_To do_. Here is a listing; work out how many of its lines contain the word "headless", and state only that number.

== Segment start ==

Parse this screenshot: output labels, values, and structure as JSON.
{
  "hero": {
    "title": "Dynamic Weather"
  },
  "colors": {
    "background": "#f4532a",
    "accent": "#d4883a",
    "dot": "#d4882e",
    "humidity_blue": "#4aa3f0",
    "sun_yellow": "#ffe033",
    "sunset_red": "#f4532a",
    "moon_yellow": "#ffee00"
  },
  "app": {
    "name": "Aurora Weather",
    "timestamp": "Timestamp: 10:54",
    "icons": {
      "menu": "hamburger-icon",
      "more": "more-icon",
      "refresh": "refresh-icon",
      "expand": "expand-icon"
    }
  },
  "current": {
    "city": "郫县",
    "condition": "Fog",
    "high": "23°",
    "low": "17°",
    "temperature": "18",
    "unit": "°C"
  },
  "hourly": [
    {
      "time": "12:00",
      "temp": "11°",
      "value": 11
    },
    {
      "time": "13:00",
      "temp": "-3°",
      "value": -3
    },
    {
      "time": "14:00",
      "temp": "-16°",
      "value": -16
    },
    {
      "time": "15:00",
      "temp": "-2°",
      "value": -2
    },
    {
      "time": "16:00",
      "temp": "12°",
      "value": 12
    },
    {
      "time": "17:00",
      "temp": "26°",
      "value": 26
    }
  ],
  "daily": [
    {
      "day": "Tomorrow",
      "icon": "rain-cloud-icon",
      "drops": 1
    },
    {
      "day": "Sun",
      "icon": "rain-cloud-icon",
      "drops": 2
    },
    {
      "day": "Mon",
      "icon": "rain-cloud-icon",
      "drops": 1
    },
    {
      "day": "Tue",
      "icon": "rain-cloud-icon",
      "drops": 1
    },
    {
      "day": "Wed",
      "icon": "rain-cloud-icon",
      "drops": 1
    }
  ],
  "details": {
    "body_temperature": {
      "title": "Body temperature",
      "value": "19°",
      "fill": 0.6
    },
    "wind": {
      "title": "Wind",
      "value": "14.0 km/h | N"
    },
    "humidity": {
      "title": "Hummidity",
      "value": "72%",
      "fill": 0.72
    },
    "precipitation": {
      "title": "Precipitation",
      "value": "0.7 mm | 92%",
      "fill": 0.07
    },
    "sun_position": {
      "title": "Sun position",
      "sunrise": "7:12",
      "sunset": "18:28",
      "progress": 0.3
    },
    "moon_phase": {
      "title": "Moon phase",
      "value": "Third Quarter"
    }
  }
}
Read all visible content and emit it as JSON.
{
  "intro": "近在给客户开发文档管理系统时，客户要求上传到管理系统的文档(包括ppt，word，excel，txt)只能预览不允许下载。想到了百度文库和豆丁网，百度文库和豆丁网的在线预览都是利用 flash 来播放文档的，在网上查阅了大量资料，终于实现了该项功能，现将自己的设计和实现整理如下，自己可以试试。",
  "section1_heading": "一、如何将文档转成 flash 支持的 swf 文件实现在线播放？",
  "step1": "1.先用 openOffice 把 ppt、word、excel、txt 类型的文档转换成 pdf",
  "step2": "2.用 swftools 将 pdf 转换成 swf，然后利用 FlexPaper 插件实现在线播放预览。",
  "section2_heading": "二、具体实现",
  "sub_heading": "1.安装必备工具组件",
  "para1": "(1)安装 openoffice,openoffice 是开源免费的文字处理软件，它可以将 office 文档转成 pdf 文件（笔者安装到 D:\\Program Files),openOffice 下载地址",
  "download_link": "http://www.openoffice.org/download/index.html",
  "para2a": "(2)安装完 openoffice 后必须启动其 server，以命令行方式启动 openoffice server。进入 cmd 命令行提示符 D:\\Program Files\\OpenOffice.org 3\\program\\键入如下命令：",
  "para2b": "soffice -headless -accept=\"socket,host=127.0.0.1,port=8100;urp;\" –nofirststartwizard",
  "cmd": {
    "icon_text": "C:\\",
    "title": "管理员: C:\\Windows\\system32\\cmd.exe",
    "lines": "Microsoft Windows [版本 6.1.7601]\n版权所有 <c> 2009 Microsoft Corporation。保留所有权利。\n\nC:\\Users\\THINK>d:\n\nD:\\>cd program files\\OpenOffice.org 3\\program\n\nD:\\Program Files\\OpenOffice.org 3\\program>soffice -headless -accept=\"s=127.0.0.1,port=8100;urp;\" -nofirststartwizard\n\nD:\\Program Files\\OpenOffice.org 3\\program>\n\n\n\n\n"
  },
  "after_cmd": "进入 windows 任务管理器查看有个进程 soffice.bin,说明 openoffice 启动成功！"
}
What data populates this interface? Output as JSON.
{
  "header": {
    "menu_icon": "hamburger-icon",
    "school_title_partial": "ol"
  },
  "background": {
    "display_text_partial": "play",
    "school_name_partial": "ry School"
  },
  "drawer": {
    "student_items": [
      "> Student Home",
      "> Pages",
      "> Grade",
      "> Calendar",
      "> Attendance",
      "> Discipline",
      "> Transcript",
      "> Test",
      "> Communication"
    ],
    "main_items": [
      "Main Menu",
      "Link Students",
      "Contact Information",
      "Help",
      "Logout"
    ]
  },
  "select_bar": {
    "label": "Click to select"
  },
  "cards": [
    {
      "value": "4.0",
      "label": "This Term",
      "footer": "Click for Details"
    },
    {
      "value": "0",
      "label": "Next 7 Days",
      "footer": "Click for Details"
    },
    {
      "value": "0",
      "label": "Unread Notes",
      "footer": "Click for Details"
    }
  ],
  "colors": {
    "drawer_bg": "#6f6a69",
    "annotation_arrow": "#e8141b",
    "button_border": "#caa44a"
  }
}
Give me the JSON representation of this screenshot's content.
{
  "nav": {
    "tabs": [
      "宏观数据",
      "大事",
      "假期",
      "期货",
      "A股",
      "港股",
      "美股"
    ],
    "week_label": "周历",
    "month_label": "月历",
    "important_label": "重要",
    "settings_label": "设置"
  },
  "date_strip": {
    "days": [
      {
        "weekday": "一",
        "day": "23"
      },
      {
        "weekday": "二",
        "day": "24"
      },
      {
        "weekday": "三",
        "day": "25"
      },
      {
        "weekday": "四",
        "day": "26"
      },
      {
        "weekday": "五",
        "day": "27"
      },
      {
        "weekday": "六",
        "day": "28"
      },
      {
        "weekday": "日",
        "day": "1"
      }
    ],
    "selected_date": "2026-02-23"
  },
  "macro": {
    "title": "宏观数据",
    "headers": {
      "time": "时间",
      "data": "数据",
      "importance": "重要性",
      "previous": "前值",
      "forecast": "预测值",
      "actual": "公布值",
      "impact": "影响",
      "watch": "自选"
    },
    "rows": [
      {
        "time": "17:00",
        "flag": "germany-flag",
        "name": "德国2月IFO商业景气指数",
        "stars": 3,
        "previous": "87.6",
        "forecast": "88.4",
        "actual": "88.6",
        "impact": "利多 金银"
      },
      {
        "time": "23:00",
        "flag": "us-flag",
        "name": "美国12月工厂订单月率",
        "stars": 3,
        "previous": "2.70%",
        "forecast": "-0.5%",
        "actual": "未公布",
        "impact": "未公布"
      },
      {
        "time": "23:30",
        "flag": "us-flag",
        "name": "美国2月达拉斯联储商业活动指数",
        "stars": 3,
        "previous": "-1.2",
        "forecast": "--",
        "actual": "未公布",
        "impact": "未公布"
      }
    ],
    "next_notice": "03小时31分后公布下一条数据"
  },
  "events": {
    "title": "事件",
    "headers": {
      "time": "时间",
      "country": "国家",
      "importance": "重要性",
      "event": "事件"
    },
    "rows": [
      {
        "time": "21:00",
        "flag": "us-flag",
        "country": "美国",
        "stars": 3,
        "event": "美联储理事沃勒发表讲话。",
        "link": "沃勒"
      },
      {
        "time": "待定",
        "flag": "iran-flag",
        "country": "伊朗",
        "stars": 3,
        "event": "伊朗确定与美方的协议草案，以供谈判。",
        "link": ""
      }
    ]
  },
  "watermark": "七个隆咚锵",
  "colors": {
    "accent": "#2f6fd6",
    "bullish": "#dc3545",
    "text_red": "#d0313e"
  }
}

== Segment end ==

_Response to the exercise_. 2